▶ How to complete this task: Copy each line below exactly and leave the pictures out.
━━━━━━━━━━━━━━━━
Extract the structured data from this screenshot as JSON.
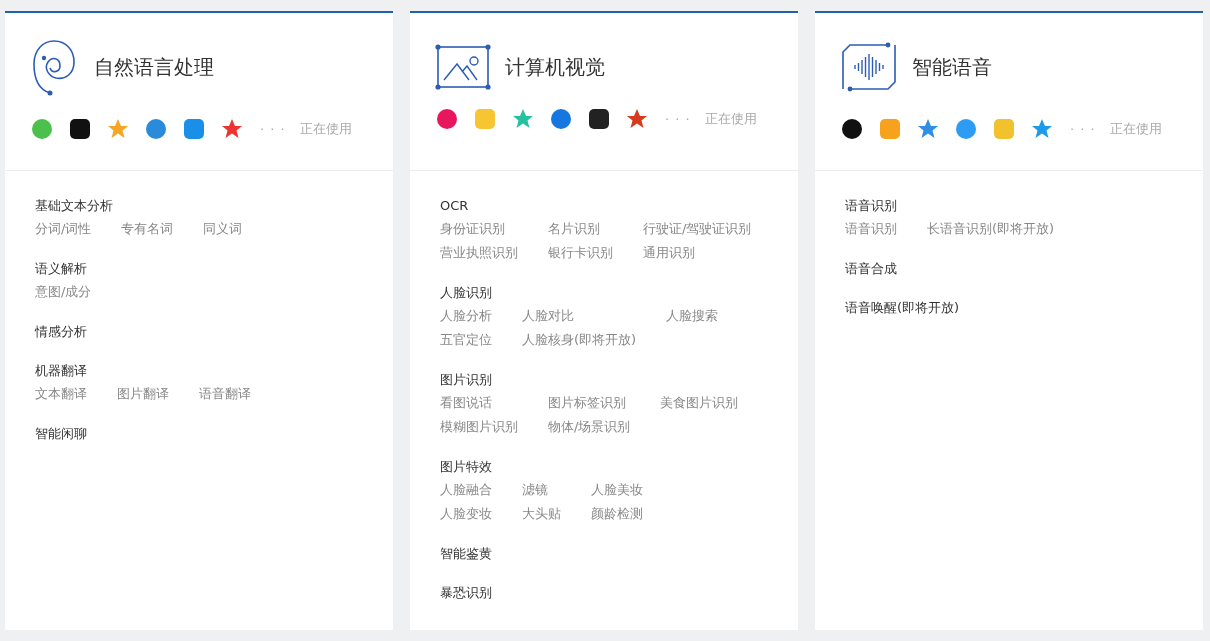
{
  "cards": [
    {
      "title": "自然语言处理",
      "more": "· · ·",
      "status": "正在使用",
      "groups": [
        {
          "title": "基础文本分析",
          "rows": [
            [
              "分词/词性",
              "专有名词",
              "同义词"
            ]
          ]
        },
        {
          "title": "语义解析",
          "rows": [
            [
              "意图/成分"
            ]
          ]
        },
        {
          "title": "情感分析"
        },
        {
          "title": "机器翻译",
          "rows": [
            [
              "文本翻译",
              "图片翻译",
              "语音翻译"
            ]
          ]
        },
        {
          "title": "智能闲聊"
        }
      ]
    },
    {
      "title": "计算机视觉",
      "more": "· · ·",
      "status": "正在使用",
      "groups": [
        {
          "title": "OCR",
          "rows": [
            [
              "身份证识别",
              "名片识别",
              "行驶证/驾驶证识别"
            ],
            [
              "营业执照识别",
              "银行卡识别",
              "通用识别"
            ]
          ]
        },
        {
          "title": "人脸识别",
          "rows": [
            [
              "人脸分析",
              "人脸对比",
              "人脸搜索"
            ],
            [
              "五官定位",
              "人脸核身(即将开放)"
            ]
          ]
        },
        {
          "title": "图片识别",
          "rows": [
            [
              "看图说话",
              "图片标签识别",
              "美食图片识别"
            ],
            [
              "模糊图片识别",
              "物体/场景识别"
            ]
          ]
        },
        {
          "title": "图片特效",
          "rows": [
            [
              "人脸融合",
              "滤镜",
              "人脸美妆"
            ],
            [
              "人脸变妆",
              "大头贴",
              "颜龄检测"
            ]
          ]
        },
        {
          "title": "智能鉴黄"
        },
        {
          "title": "暴恐识别"
        }
      ]
    },
    {
      "title": "智能语音",
      "more": "· · ·",
      "status": "正在使用",
      "groups": [
        {
          "title": "语音识别",
          "rows": [
            [
              "语音识别",
              "长语音识别(即将开放)"
            ]
          ]
        },
        {
          "title": "语音合成"
        },
        {
          "title": "语音唤醒(即将开放)"
        }
      ]
    }
  ]
}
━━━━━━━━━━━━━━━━
▶ Written answer:
Extract the structured data from this screenshot as JSON.
{
  "cards": [
    {
      "title": "自然语言处理",
      "more": "· · ·",
      "status": "正在使用",
      "groups": [
        {
          "title": "基础文本分析",
          "rows": [
            [
              "分词/词性",
              "专有名词",
              "同义词"
            ]
          ]
        },
        {
          "title": "语义解析",
          "rows": [
            [
              "意图/成分"
            ]
          ]
        },
        {
          "title": "情感分析"
        },
        {
          "title": "机器翻译",
          "rows": [
            [
              "文本翻译",
              "图片翻译",
              "语音翻译"
            ]
          ]
        },
        {
          "title": "智能闲聊"
        }
      ]
    },
    {
      "title": "计算机视觉",
      "more": "· · ·",
      "status": "正在使用",
      "groups": [
        {
          "title": "OCR",
          "rows": [
            [
              "身份证识别",
              "名片识别",
              "行驶证/驾驶证识别"
            ],
            [
              "营业执照识别",
              "银行卡识别",
              "通用识别"
            ]
          ]
        },
        {
          "title": "人脸识别",
          "rows": [
            [
              "人脸分析",
              "人脸对比",
              "人脸搜索"
            ],
            [
              "五官定位",
              "人脸核身(即将开放)"
            ]
          ]
        },
        {
          "title": "图片识别",
          "rows": [
            [
              "看图说话",
              "图片标签识别",
              "美食图片识别"
            ],
            [
              "模糊图片识别",
              "物体/场景识别"
            ]
          ]
        },
        {
          "title": "图片特效",
          "rows": [
            [
              "人脸融合",
              "滤镜",
              "人脸美妆"
            ],
            [
              "人脸变妆",
              "大头贴",
              "颜龄检测"
            ]
          ]
        },
        {
          "title": "智能鉴黄"
        },
        {
          "title": "暴恐识别"
        }
      ]
    },
    {
      "title": "智能语音",
      "more": "· · ·",
      "status": "正在使用",
      "groups": [
        {
          "title": "语音识别",
          "rows": [
            [
              "语音识别",
              "长语音识别(即将开放)"
            ]
          ]
        },
        {
          "title": "语音合成"
        },
        {
          "title": "语音唤醒(即将开放)"
        }
      ]
    }
  ]
}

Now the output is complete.